by Mary Russell, M.S.
It’s been a rough year and I doubt I am the only one eagerly awaiting the arrival of the New Year. Recently, I’ve found myself thinking things like, “Good riddance to 2012! 2013 will be a better year. Everything will finally be ok and everyone will be happy!” It’s a nice thought – that with the ushering in of a new year, our circumstances and feelings will instantly improve!
Indeed, thoughts like this can be helpful. For many they provide hope for the future and motivate us to take the necessary steps to improve our lives. For others, these thoughts simply give a false impression that a change of the year will produce a change in feelings and behaviors without additional effort. In REBT terms, we call this making the dreaded Aà C connection.
An arbitrary change in the calendar is unlikely to yield any radical change – just ask those who prepared for doomsday on December 21st. That being said, I certainly don’t wish to sound like a downer or send the message that you should give up your resolutions. I for one support anyone who wants to better his or her life. I simply wish to point out that the New Year alone is unlikely to produce meaningful change. I think Gandhi said it best when he said, “You must be the change you wish to see in the world.” Change does not need to happen in the New Year, but if you WANT it to it might be helpful to think about what YOU can think and do to foster the change you want to see.

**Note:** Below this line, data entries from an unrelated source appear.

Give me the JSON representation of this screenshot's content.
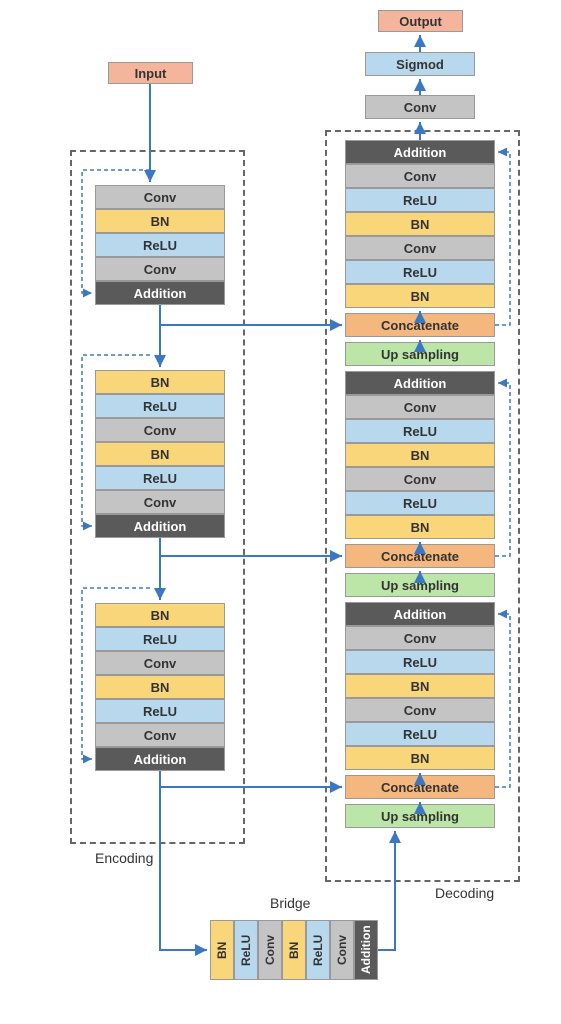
{
  "colors": {
    "input": "#f4b59c",
    "conv": "#c4c4c4",
    "bn": "#f9d67a",
    "relu": "#b8d9ed",
    "addition": "#5a5a5a",
    "concat": "#f4b77e",
    "upsamp": "#bce6a8",
    "arrow": "#3b78c4"
  },
  "header": {
    "input": "Input",
    "output": "Output",
    "sigmod": "Sigmod",
    "conv": "Conv"
  },
  "encoding": {
    "label": "Encoding",
    "block1": [
      "Conv",
      "BN",
      "ReLU",
      "Conv",
      "Addition"
    ],
    "block2": [
      "BN",
      "ReLU",
      "Conv",
      "BN",
      "ReLU",
      "Conv",
      "Addition"
    ],
    "block3": [
      "BN",
      "ReLU",
      "Conv",
      "BN",
      "ReLU",
      "Conv",
      "Addition"
    ]
  },
  "decoding": {
    "label": "Decoding",
    "block1": [
      "Addition",
      "Conv",
      "ReLU",
      "BN",
      "Conv",
      "ReLU",
      "BN",
      "Concatenate",
      "Up sampling"
    ],
    "block2": [
      "Addition",
      "Conv",
      "ReLU",
      "BN",
      "Conv",
      "ReLU",
      "BN",
      "Concatenate",
      "Up sampling"
    ],
    "block3": [
      "Addition",
      "Conv",
      "ReLU",
      "BN",
      "Conv",
      "ReLU",
      "BN",
      "Concatenate",
      "Up sampling"
    ]
  },
  "bridge": {
    "label": "Bridge",
    "layers": [
      "BN",
      "ReLU",
      "Conv",
      "BN",
      "ReLU",
      "Conv",
      "Addition"
    ]
  }
}
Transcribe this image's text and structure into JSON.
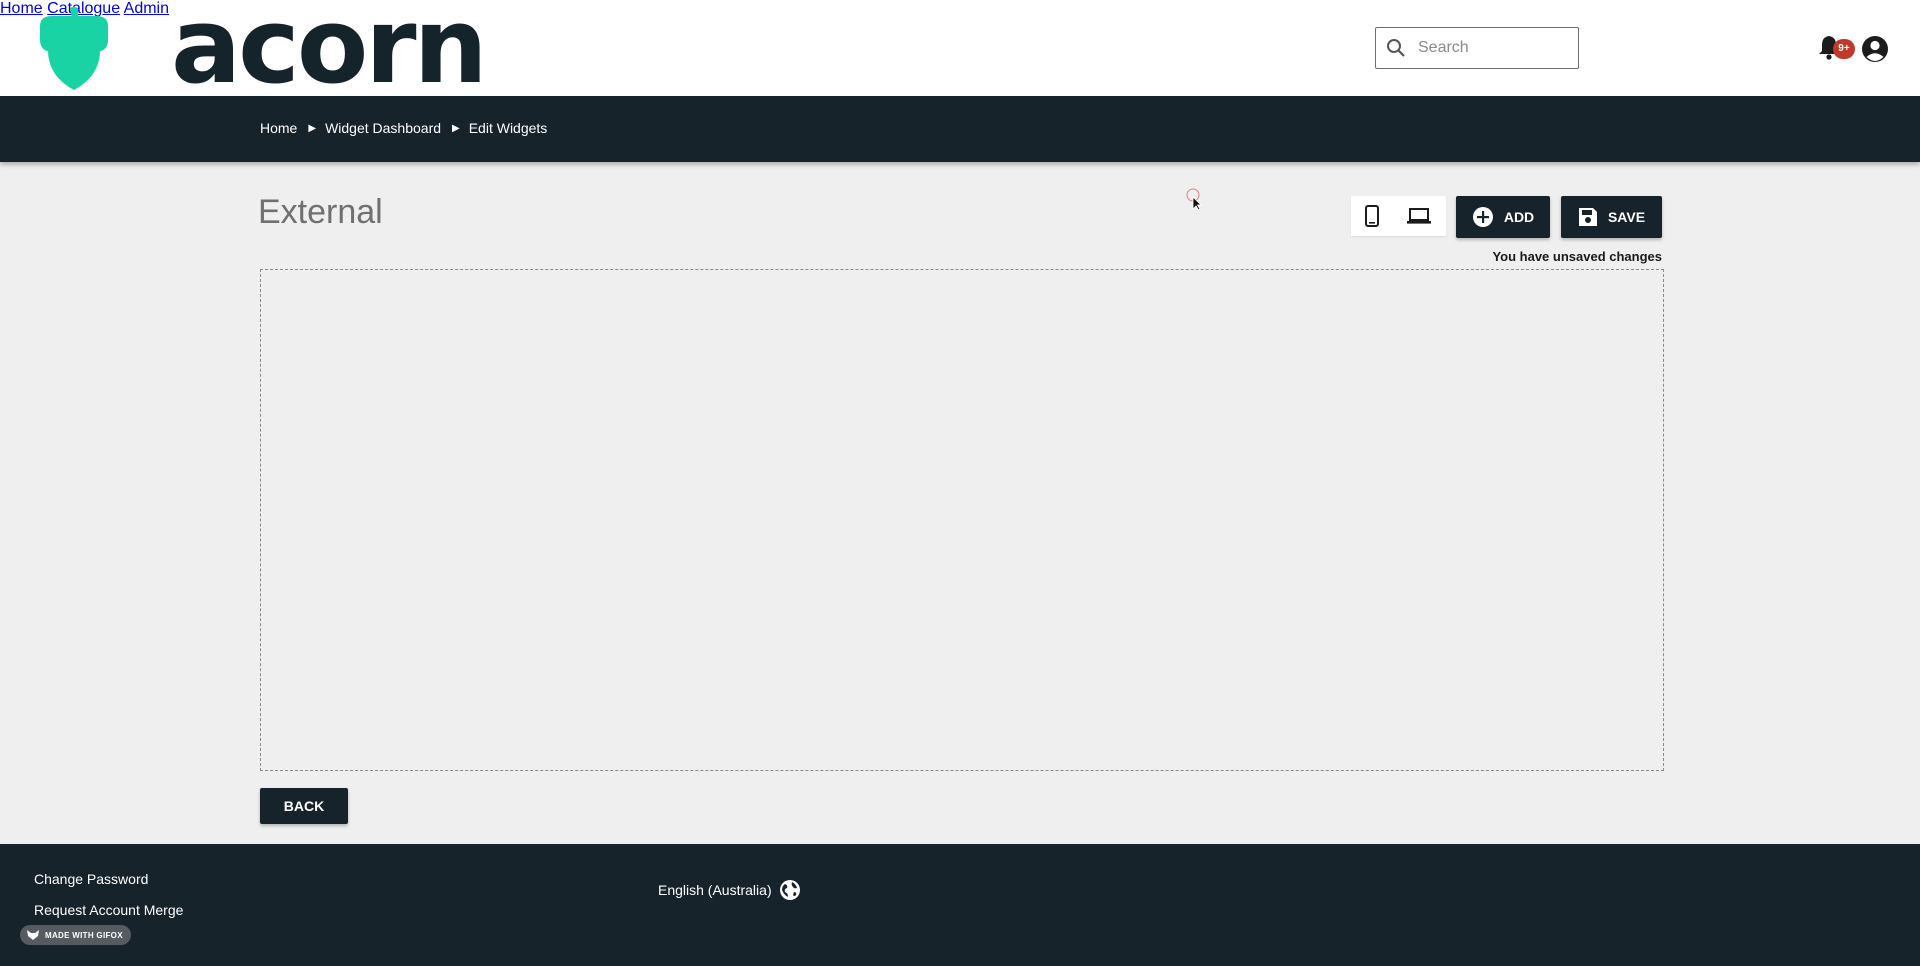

Homework (yes, there is homework over winter break): 1) Imagine your life as you would like it to be in the New Year. 2) List how you would be thinking and acting differently under these more perfect circumstances. 3) Think and act in accordance with your list – Gandhi would be proud.